Photo by Majdi Fathi/TPS on 14 May, 2023

Israel Reopens Kerem Shalom Crossing to Aid Deliveries

Public By Pesach Benson • 8 May, 2024

Jerusalem, 8 May, 2024 (TPS) -- Israel reopened the Kerem Shalom border crossing to humanitarian aid deliveries on Wednesday morning for the first time since a deadly rocket barrage on Sunday.

“Trucks from Egypt carrying humanitarian aid, including food, water, shelter equipment, medicine, and medical equipment donated by the international community are already arriving at the crossing,” said the Coordination of Government Activities in the Territories (COGAT), a unit within the Defense Ministry responsible for overseeing humanitarian aid deliveries.
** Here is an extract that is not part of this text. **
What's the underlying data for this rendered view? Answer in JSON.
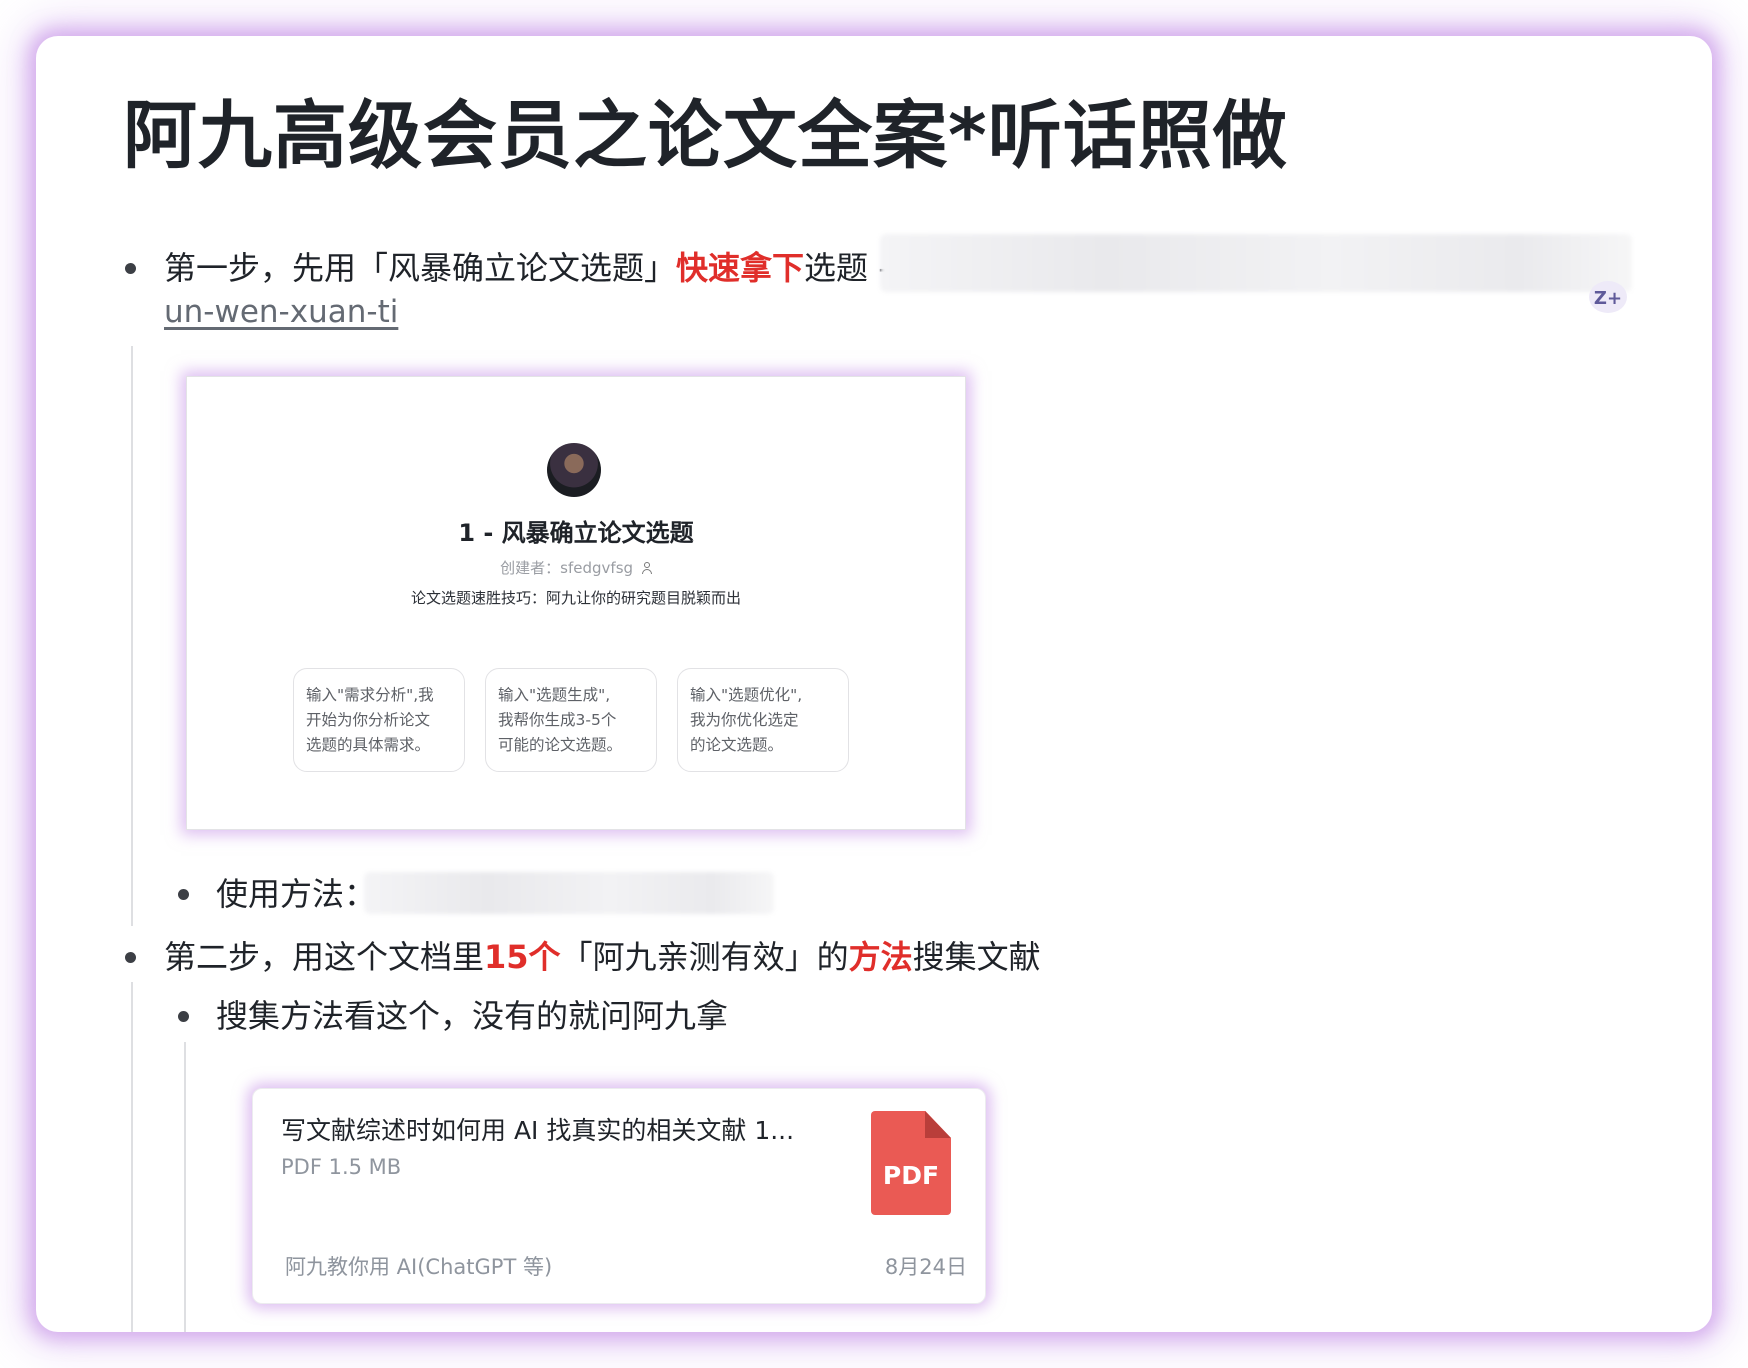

“After a thorough security inspection by the security personnel of the Ministry of Defense Crossing Authority, the equipment will be transferred to the Gazan side of the crossing,” the statement added.
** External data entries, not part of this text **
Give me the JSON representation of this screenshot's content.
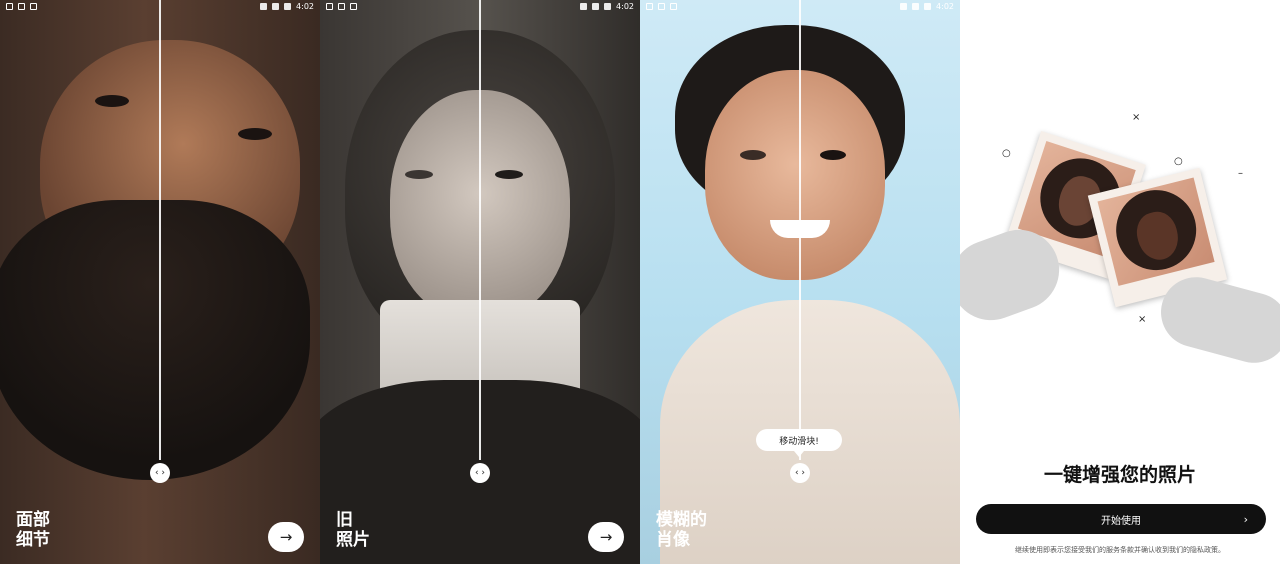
{
  "status_bar": {
    "time": "4:02"
  },
  "screens": [
    {
      "title_line1": "面部",
      "title_line2": "细节",
      "next_icon": "→"
    },
    {
      "title_line1": "旧",
      "title_line2": "照片",
      "next_icon": "→"
    },
    {
      "title_line1": "模糊的",
      "title_line2": "肖像",
      "tooltip": "移动滑块!"
    }
  ],
  "slider_handle_icon": "‹ ›",
  "welcome": {
    "heading": "一键增强您的照片",
    "button_label": "开始使用",
    "button_icon": "›",
    "terms": "继续使用即表示您接受我们的服务条款并确认收到我们的隐私政策。"
  },
  "decor_symbols": {
    "cross": "×",
    "circle": "○",
    "dash": "–"
  }
}
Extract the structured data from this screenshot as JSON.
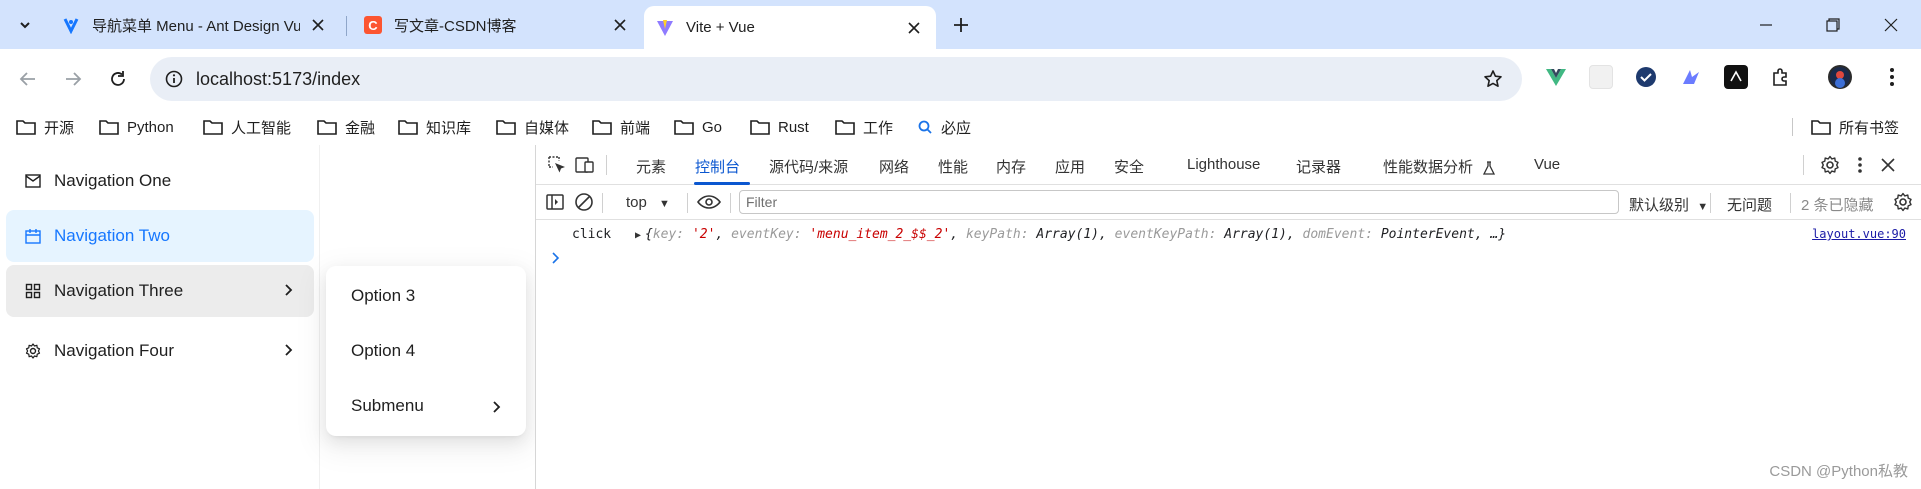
{
  "browser": {
    "tabs": [
      {
        "title": "导航菜单 Menu - Ant Design Vue",
        "active": false
      },
      {
        "title": "写文章-CSDN博客",
        "active": false
      },
      {
        "title": "Vite + Vue",
        "active": true
      }
    ],
    "url": "localhost:5173/index",
    "bookmarks": [
      "开源",
      "Python",
      "人工智能",
      "金融",
      "知识库",
      "自媒体",
      "前端",
      "Go",
      "Rust",
      "工作",
      "必应"
    ],
    "all_bookmarks_label": "所有书签"
  },
  "menu": {
    "items": [
      {
        "label": "Navigation One",
        "icon": "mail-icon",
        "state": "normal"
      },
      {
        "label": "Navigation Two",
        "icon": "calendar-icon",
        "state": "selected"
      },
      {
        "label": "Navigation Three",
        "icon": "appstore-icon",
        "state": "open"
      },
      {
        "label": "Navigation Four",
        "icon": "setting-icon",
        "state": "normal"
      }
    ],
    "popup": [
      "Option 3",
      "Option 4",
      "Submenu"
    ]
  },
  "devtools": {
    "tabs": [
      "元素",
      "控制台",
      "源代码/来源",
      "网络",
      "性能",
      "内存",
      "应用",
      "安全",
      "Lighthouse",
      "记录器",
      "性能数据分析",
      "Vue"
    ],
    "active_tab": "控制台",
    "context": "top",
    "filter_placeholder": "Filter",
    "level_label": "默认级别",
    "issues_label": "无问题",
    "hidden_label": "2 条已隐藏",
    "log": {
      "prefix": "click",
      "key_label": "key:",
      "key_value": "'2'",
      "eventkey_label": "eventKey:",
      "eventkey_value": "'menu_item_2_$$_2'",
      "keypath_label": "keyPath:",
      "keypath_value": "Array(1)",
      "eventkeypath_label": "eventKeyPath:",
      "eventkeypath_value": "Array(1)",
      "domevent_label": "domEvent:",
      "domevent_value": "PointerEvent",
      "ellipsis": "…}",
      "source": "layout.vue:90"
    }
  },
  "watermark": "CSDN @Python私教",
  "colors": {
    "accent": "#1677ff",
    "selected_bg": "#e6f4ff",
    "chrome_tabstrip": "#d3e3fd",
    "string": "#c80000"
  }
}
Of all the Gaza border crossings, Kerem Shalom is equipped to handle the most humanitarian aid trucks daily.

The crossing was closed after four soldiers were killed in a Hamas rocket barrage.

Kerem Shalom’s reopening came one day after Israeli forces took control of the Palestinian side of the Rafah border crossing with Egypt, as well as a strip of land running the length of the 12 km border.

Some Palestinians in Rafah told The Press of Service of Israel on Tuesday that they believe the Israel Defense Forces will remain for a long time at the border crossing and along the border itself to thwart Hamas weapons smuggling through subterranean tunnels leading into the Sinai.

“In such a case, there is a serious fear that the aid will not arrive, but on the other hand, maybe now that the IDF controls the aid that comes from Rafah, Hamas will not be able to take over,” one Palestinian who found refuge in a hospital told TPS-IL.

The passage of aid deliveries is controversial in Israel.

When Hamas slashed food prices in April, Gaza residents told TPS-IL that the problem wasn’t a lack of food but a shortage of money for families to purchase it.

“Don’t feed Hamas” is a common chant at Israeli demonstrations against humanitarian aid deliveries, and the families of hostages have called on the government to leverage the aid for information, access, and freedom of their captive loved ones.

At least 1,200 people were killed and 240 Israelis and foreigners were taken hostage in Hamas’s attacks on Israeli communities near the Gaza border on October 7. Around 30 of the remaining 133 hostages are believed dead.